Unlimited plans are perfectly effective at removing the worry – but they are also financially unsustainable for most operators. A different path has to be blazed to reduce worry while retaining profitability. One way to do so is to develop add-on services based on specific applications (e.g., Pandora, Deezer or Spotify) or traffic type (VoIP, social networking) that establish islands within which base-plan traffic caps do not apply. Of course, these options do not have to offer unlimited traffic – e.g., a Netflix subscription may be limited to a few GB/month – but they establish a separate usage bucket that reduces subscribers’ worry about overage.
A step in this direction are the optional Spotify Premium packages that many operators offer, which give ad-free and unlimited music streaming and which subscribers can choose in place of the free Spotify account, which is ad-based and limits use. Subscribers who use the premium package still need to fit Spotify streaming within their monthly bandwidth allocation.
In this usage scenario, Spotify (or any other music streaming service) competes with other applications –such as email, messaging, and social networking – which for most subscribers have a higher priority. When trying to avoid going over their monthly bandwidth limits and incurring overhead charges as a result, many subscribers simply try to stay away from services that do not have the highest priority – this is the usage that their worry eliminates. Plans that add unlimited Spotify access, but count Spotify traffic within the existing traffic caps, do not address the subscribers’ need to manage their traffic allowance.

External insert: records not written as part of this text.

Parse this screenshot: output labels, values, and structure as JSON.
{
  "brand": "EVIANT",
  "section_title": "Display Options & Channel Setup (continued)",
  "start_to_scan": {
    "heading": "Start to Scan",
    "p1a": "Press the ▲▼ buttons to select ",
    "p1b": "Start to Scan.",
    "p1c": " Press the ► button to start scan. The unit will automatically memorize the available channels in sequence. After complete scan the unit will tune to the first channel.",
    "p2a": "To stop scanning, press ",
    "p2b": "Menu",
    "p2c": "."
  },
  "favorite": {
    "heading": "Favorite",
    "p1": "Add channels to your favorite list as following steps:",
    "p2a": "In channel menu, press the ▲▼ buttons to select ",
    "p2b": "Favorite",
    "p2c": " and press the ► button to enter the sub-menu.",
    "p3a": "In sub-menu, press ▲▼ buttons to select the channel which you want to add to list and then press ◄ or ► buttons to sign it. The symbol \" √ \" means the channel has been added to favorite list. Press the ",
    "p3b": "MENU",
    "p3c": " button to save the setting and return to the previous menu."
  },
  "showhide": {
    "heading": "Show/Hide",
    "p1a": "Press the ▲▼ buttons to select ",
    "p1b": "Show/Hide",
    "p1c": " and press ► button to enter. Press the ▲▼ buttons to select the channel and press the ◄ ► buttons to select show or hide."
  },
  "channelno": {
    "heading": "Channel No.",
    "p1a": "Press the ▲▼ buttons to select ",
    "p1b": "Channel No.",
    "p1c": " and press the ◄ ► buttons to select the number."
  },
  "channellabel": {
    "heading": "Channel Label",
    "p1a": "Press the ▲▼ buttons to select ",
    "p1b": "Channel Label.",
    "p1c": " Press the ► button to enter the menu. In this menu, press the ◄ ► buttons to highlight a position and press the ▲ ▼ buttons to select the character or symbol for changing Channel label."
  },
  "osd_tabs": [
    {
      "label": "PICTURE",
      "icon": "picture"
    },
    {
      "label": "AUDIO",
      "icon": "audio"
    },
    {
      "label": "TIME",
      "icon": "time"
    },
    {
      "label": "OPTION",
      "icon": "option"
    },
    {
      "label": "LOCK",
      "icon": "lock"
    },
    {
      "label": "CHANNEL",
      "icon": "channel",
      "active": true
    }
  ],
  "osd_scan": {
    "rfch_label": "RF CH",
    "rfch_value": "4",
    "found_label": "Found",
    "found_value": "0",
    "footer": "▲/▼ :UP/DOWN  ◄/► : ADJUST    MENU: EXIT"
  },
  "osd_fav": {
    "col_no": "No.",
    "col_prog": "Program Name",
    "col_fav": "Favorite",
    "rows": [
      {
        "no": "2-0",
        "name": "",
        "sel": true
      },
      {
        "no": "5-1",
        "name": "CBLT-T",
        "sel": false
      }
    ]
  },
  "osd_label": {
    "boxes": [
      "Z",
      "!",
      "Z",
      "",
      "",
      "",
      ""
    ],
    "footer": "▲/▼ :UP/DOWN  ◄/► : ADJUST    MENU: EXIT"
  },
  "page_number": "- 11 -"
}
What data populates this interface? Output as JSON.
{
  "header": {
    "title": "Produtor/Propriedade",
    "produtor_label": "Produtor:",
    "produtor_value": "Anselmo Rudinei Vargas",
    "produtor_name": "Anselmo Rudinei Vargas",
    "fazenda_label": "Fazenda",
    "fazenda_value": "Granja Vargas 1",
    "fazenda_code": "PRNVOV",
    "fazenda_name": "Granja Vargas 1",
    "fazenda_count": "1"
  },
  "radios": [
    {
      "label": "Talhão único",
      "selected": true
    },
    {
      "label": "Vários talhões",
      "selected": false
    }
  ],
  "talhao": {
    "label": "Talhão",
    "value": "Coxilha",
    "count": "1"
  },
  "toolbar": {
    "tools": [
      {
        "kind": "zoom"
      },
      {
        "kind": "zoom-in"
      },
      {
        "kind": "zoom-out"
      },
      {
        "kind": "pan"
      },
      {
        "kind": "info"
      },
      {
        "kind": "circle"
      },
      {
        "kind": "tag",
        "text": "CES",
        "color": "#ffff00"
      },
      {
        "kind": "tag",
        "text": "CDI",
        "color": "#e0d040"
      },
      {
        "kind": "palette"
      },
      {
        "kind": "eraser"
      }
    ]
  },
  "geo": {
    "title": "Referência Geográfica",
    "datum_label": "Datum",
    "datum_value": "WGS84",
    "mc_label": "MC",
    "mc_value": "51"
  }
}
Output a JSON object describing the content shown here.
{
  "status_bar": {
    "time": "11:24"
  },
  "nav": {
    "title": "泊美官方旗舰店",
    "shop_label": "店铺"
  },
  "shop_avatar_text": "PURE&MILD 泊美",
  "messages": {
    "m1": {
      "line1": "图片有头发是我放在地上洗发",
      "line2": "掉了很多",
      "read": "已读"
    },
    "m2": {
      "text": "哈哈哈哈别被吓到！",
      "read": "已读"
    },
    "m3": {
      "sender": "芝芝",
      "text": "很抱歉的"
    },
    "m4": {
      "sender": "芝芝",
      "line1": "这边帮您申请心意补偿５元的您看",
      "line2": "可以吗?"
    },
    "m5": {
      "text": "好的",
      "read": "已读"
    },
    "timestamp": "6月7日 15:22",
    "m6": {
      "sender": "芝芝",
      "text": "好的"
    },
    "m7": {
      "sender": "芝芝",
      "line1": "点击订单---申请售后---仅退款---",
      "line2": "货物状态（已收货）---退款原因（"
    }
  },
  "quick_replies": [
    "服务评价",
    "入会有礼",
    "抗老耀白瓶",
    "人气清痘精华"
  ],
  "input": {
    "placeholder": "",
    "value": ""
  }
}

Operators like KPN in the Netherlands, offer a more effective Spotify Premium service add-on that comes with a separate bandwidth allowance of 500 MB in addition to ad-free, unlimited access to Spotify. This approach creates an effective incentive to use the Spotify service more. Subscribers can listen to music without any impact on their main data plan and when they reach their 500 MB limit, they might have to stop using the service for the rest of the billing cycle; but they can still check Facebook.
How is this different from just adding 500 MB to existing plans and charging accordingly? In that instance, subscribers could use the 500 MB for any application they want, so they would gain in flexibility but they would lose the desirable ability to manage their usage for different applications. Most subscribers do not want to have to check their billing-cycle usage before deciding whether they can afford to listen to music.
More importantly, the pricing for the 500 MB allocated to Spotify is likely to be different – and lower – than the pricing for the base-plan allowance. While mobile operators’ profit on a per-MB basis is necessarily going to be lower, the price differentiation enables them to capture marginal revenue (i.e., the money otherwise left on the table) for services that subscribers value but do not consider high priority.